The city stands on the site of the Lycian Telmessus, whose beginnings to the 5th Century BC go back. According to recent research, this place was earlier, probably as early as the third Inhabited millennium BC. Telmessus formed together with the situated about 30 km north in the mountains near Üzümlü ruins Kadyanda the western boundary of the ancient Lycian Cities. Even at the time of Croesus Lyderkönigs (mid 6th century BC) Telmessus was famous for its soothsayers throughout the eastern Mediterranean. In Byzantine times the city was called Anastasiopolis, later it was called Megry (Greek Makri).
In 1913 the city was renamed in honor of the perished in the vicinity of Damascus first Turkish military pilot Fethi of Megry in Fethiye. 1924 left the Greek residents under the Treaty of Lausanne, the area and settled in Greece, especially in the town of Nea Makri in East Attica.
Fethiye is the main shopping and supply center for the farmers of the fertile environment. From here there around the clock bus service to all major cities of the country (such as Istanbul, Ankara, Izmir and Antalya). Dalaman International Airport can be reached in about 45 minutes.
There are several industrial parks and hundreds of small workshops, but hardly any industry.
Tourism is the main industry. Most hotel resorts and 5 km, the longest beach (some sand, some gravel) are located in Göcek, a suburb of Fethiye.
The famous, situated in a bay with white sandy beach Oludeniz the turquoise blue sea is 14 km from the city center. At the eastern end of the bay surrounded by mountains, the Baba Dagi (Father Mountain) rises with its 1969 meters from the ocean. Fethiye itself offers only on the beach in Göcek swimming. The season extends over ten months.
The Old Turk and sometimes even ancient town, which was, despite numerous, sometimes severe earthquake still remarkably well preserved, was largely destroyed in the 1957 earthquake. In the middle of the 19th Century (before the devastating earthquake of 1856), the Hellenistic theater was found in good condition and described by the French scholar Charles Texier. Above the Eski Cami Mosque, the Old Town with its narrow winding streets and stairs as well as the typical corner houses still largely intact. In Fethiye, there are but a small museum nor a large, traditional hammam, which survived the earthquake.

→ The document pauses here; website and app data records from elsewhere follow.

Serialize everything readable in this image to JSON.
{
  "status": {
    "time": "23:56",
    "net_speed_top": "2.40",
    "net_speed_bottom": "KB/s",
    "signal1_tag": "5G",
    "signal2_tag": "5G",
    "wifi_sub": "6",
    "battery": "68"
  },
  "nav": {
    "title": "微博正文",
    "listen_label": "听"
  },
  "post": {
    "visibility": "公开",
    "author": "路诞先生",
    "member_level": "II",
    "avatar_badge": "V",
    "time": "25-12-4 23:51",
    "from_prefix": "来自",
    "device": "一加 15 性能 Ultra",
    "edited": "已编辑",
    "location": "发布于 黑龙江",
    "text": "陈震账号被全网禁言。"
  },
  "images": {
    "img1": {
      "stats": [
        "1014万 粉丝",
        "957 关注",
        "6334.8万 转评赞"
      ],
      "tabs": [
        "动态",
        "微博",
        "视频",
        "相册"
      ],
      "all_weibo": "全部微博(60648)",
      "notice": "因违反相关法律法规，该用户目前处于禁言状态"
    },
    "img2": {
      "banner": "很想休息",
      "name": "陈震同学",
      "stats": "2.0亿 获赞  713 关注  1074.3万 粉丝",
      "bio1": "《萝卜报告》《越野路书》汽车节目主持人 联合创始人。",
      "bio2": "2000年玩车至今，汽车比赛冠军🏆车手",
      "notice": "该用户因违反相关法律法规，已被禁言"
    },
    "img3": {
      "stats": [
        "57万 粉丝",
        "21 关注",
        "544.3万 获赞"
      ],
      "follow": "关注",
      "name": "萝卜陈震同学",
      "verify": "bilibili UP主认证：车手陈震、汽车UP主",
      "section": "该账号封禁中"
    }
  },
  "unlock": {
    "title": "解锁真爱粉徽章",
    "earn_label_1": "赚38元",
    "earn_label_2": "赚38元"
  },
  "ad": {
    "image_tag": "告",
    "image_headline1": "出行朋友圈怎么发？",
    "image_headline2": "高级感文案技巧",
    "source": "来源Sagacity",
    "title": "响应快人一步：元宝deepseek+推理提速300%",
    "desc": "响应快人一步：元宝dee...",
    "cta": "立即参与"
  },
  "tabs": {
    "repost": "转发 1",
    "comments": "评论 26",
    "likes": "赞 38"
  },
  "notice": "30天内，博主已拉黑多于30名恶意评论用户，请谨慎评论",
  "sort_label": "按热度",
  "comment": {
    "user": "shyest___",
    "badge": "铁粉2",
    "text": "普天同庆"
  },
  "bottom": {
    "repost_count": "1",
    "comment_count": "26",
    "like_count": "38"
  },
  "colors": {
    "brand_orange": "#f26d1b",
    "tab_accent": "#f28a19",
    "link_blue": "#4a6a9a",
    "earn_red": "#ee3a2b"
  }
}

Featured here are the Lycian rock tombs directly above the village in a steep rock face with the famous temple grave of Amyntas. At the ruins of the 15th Century by the Rhodian knights Hospitaller Order of St. John was built with the support of the Genoese castle is partially well to recognize that remains of a much older buildings were included. Re worth seeing are the ruins after excavation of the Hellenistic theater, which was up to the 1856 quake still quite well preserved. Stone blocks of the theater are rolled in the destruction caused by the earthquake to the approximately 70 m from the port and see in the shallow pool. The spilled theater was exposed in the second half of the 1990s, archaeologists from the University of Istanbul.
The wedge-shaped Fethiye level extends in a northeasterly direction to the approximately 25 km from Kemer on Esen Cayi (ancient name Xanthos), not to be confused with Kemer, Antalya. In the north, to the 2418 m high Boncuk massif is located. The highest elevation in the vicinity of Fethiye, the Uyluk Tepe, about 45 km east of the city reached 3024 m. Until the summer (June), you can see the snowy peaks of Calis the beach.
Lycian sarcophagus on a street in Fethiye Next to the harbor is a small business globetrotters like to overwinter used marina and several diving centers. From the promenade, which largely corresponds to that between the ancient conditioning, daily and weekly boat tours can be undertaken.
Are scattered over the central city still some Lycian and Roman Lycian sarcophagi in situ. (One is in a residential area even in the middle of a street Others are involved or used in the walls of the houses -. Tilted to the side - as chicken coops).